Three long winters have cast their melancholy shadows since I last took up my pen (or rather iMac) on behalf of HERO; at last Ann and I emerged from interminable lockdowns, blinking and stumbling warily into the light of day, only to have to miss the first concert (10th July) with Covid. However as the winters of discontent turn to bleak and rainy March, Michelle continues her exploration of hitherto unknown parts of the Midlands with a concert in Wigston Magna, noted for some distinguished alumni including Jonathan Swift’s mother and one George Davenport, a notorious highwayman – fortunately Lilliputians, brigands, footpads etc. seemed to be on strike during our visit.
HERO shared this concert with (among others) the Leicester Society of Recorder Players conducted by Sophie Gray, and they started the proceedings with the jaunty ‘Sheffield Hornpipe‘ by Sheila Richards. Three pieces by Anthony Holborn followed, the gently flowing ‘Paradizo‘, a strongly rhythmic ‘Galliard‘ and ‘The Choise‘ – perhaps a bit of Franglais here – a tuneful and brisk piece in G minor. Poulenc’s ‘L’embarquement pour Cythere‘, inspired by a painting by Watteau of the birthplace of Venus, is a gently lilting waltz, and the ‘Two Sea Songs‘ by Runswick feature some exquisite solo recorder and delicious harmony. The set finished with Scott Joplin’s ‘Entertainer‘.
Mistral Saxophones then played a wide variety of music, including a contrasting version of ‘Shenandoah‘ (previously heard in the Sea Songs) with some evocative solo sax, and a spirited ‘Diamond State Rag‘ by Will Brown arranged by Bruce Evans. ‘Kayleigh in Killarney‘ by Keri Degg had a nice Celtic swing.
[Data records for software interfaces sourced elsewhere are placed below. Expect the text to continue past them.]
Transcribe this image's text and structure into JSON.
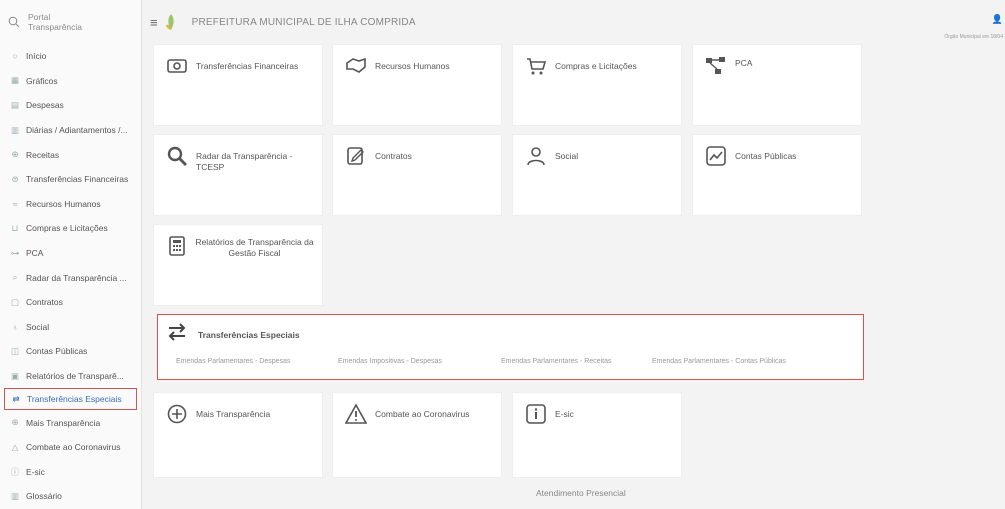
{
  "brand": {
    "line1": "Portal",
    "line2": "Transparência"
  },
  "header": {
    "title": "PREFEITURA MUNICIPAL DE ILHA COMPRIDA",
    "user_text": "Órgão Municipal em 18/04"
  },
  "sidebar": {
    "items": [
      {
        "label": "Início",
        "icon": "home-icon"
      },
      {
        "label": "Gráficos",
        "icon": "chart-icon"
      },
      {
        "label": "Despesas",
        "icon": "expense-icon"
      },
      {
        "label": "Diárias / Adiantamentos /...",
        "icon": "calendar-icon"
      },
      {
        "label": "Receitas",
        "icon": "revenue-icon"
      },
      {
        "label": "Transferências Financeiras",
        "icon": "transfer-icon"
      },
      {
        "label": "Recursos Humanos",
        "icon": "people-icon"
      },
      {
        "label": "Compras e Licitações",
        "icon": "cart-icon"
      },
      {
        "label": "PCA",
        "icon": "network-icon"
      },
      {
        "label": "Radar da Transparência ...",
        "icon": "search-icon"
      },
      {
        "label": "Contratos",
        "icon": "contract-icon"
      },
      {
        "label": "Social",
        "icon": "user-icon"
      },
      {
        "label": "Contas Públicas",
        "icon": "accounts-icon"
      },
      {
        "label": "Relatórios de Transparê...",
        "icon": "calculator-icon"
      },
      {
        "label": "Transferências Especiais",
        "icon": "swap-icon"
      },
      {
        "label": "Mais Transparência",
        "icon": "plus-circle-icon"
      },
      {
        "label": "Combate ao Coronavirus",
        "icon": "warning-icon"
      },
      {
        "label": "E-sic",
        "icon": "info-icon"
      },
      {
        "label": "Glossário",
        "icon": "book-icon"
      }
    ]
  },
  "cards": {
    "transferencias_financeiras": "Transferências Financeiras",
    "recursos_humanos": "Recursos Humanos",
    "compras": "Compras e Licitações",
    "pca": "PCA",
    "radar": "Radar da Transparência - TCESP",
    "contratos": "Contratos",
    "social": "Social",
    "contas_publicas": "Contas Públicas",
    "relatorios_l1": "Relatórios de Transparência da",
    "relatorios_l2": "Gestão Fiscal",
    "mais_transparencia": "Mais Transparência",
    "coronavirus": "Combate ao Coronavirus",
    "esic": "E-sic"
  },
  "special": {
    "title": "Transferências Especiais",
    "links": [
      "Emendas Parlamentares - Despesas",
      "Emendas Impositivas - Despesas",
      "Emendas Parlamentares - Receitas",
      "Emendas Parlamentares - Contas Públicas"
    ]
  },
  "footer": {
    "text": "Atendimento Presencial"
  },
  "colors": {
    "highlight": "#d9534f",
    "active_text": "#3a6fb0",
    "background": "#f3f3f3"
  }
}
HERO then took the stand with Glen Shannon’s 2012 tone poem ‘Mountain Mosaic‘. Starting with a majestic evocation of sunrise on solo alto, we are treated to some imaginative harmonies and counterpoint from the upper sections before the lower recorders join in. A more rhythmic passage follows and then some sombre reflections; throughout great use is made of contrasting and combining the tone colours of the different sections to illustrate mountain scenes, wildlife, streams, a town festival and finally sunset. A great piece with some ravishing melodies that makes full use of the recorder orchestra’s tonal palette.
Somewhat at the other end of the age spectrum to myself and (most) of the performers so far, we then had some primary school children who treated us to an ‘Echo Tune‘, ‘Tango‘, and then joined forces with HERO in an ingenious arrangement of the ‘Battle Hymn of the Republic‘. We then had ‘Hoppity’s Hornpipe‘ by David Moses and some enthusiastic audience participation semaphore, with which I valiantly tried to keep up!
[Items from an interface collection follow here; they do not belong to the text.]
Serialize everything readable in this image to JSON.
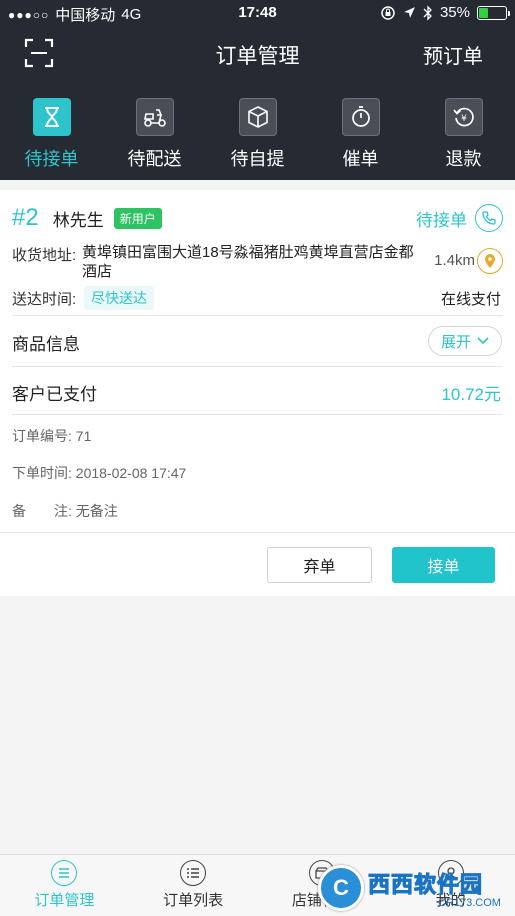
{
  "status_bar": {
    "signal_dots": "●●●○○",
    "carrier": "中国移动",
    "network": "4G",
    "time": "17:48",
    "battery": "35%",
    "battery_level": 0.35
  },
  "nav": {
    "title": "订单管理",
    "right_action": "预订单"
  },
  "tabs": [
    {
      "label": "待接单",
      "active": true
    },
    {
      "label": "待配送",
      "active": false
    },
    {
      "label": "待自提",
      "active": false
    },
    {
      "label": "催单",
      "active": false
    },
    {
      "label": "退款",
      "active": false
    }
  ],
  "order": {
    "number": "#2",
    "customer": "林先生",
    "badge": "新用户",
    "status": "待接单",
    "address_label": "收货地址:",
    "address": "黄埠镇田富围大道18号淼福猪肚鸡黄埠直营店金都酒店",
    "distance": "1.4km",
    "delivery_label": "送达时间:",
    "delivery_value": "尽快送达",
    "payment_type": "在线支付",
    "goods_label": "商品信息",
    "expand_label": "展开",
    "paid_label": "客户已支付",
    "amount": "10.72元",
    "order_id_line": "订单编号: 71",
    "order_time_line": "下单时间: 2018-02-08 17:47",
    "remark_line": "备　　注: 无备注",
    "abandon_label": "弃单",
    "accept_label": "接单"
  },
  "bottom_nav": [
    {
      "label": "订单管理",
      "active": true,
      "icon": "order-manage-icon"
    },
    {
      "label": "订单列表",
      "active": false,
      "icon": "list-icon"
    },
    {
      "label": "店铺管理",
      "active": false,
      "icon": "shop-icon"
    },
    {
      "label": "我的",
      "active": false,
      "icon": "user-icon"
    }
  ],
  "watermark": {
    "brand": "西西软件园",
    "url": "CR173.COM"
  },
  "colors": {
    "accent": "#2ec4cc",
    "header_bg": "#262b33",
    "badge_green": "#2dc262",
    "location_orange": "#e8a92b"
  }
}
HERO finished the show with non other than Béla Kéler’s ‘Französische Lustspiel-Ouvertüre‘ (Deutschfranglais?) in an excellent arrangement by Joanna Brown – I especially liked the treble staccato chords with melody on the basses in the middle section. A staple from my years with the Birmingham Concert Band and guaranteed to send the audience home humming and whistling!
On a grey March afternoon the church was warm and colourful and the Wigstonians turned out in force for a veritable musical feast.
Review by R. Tempest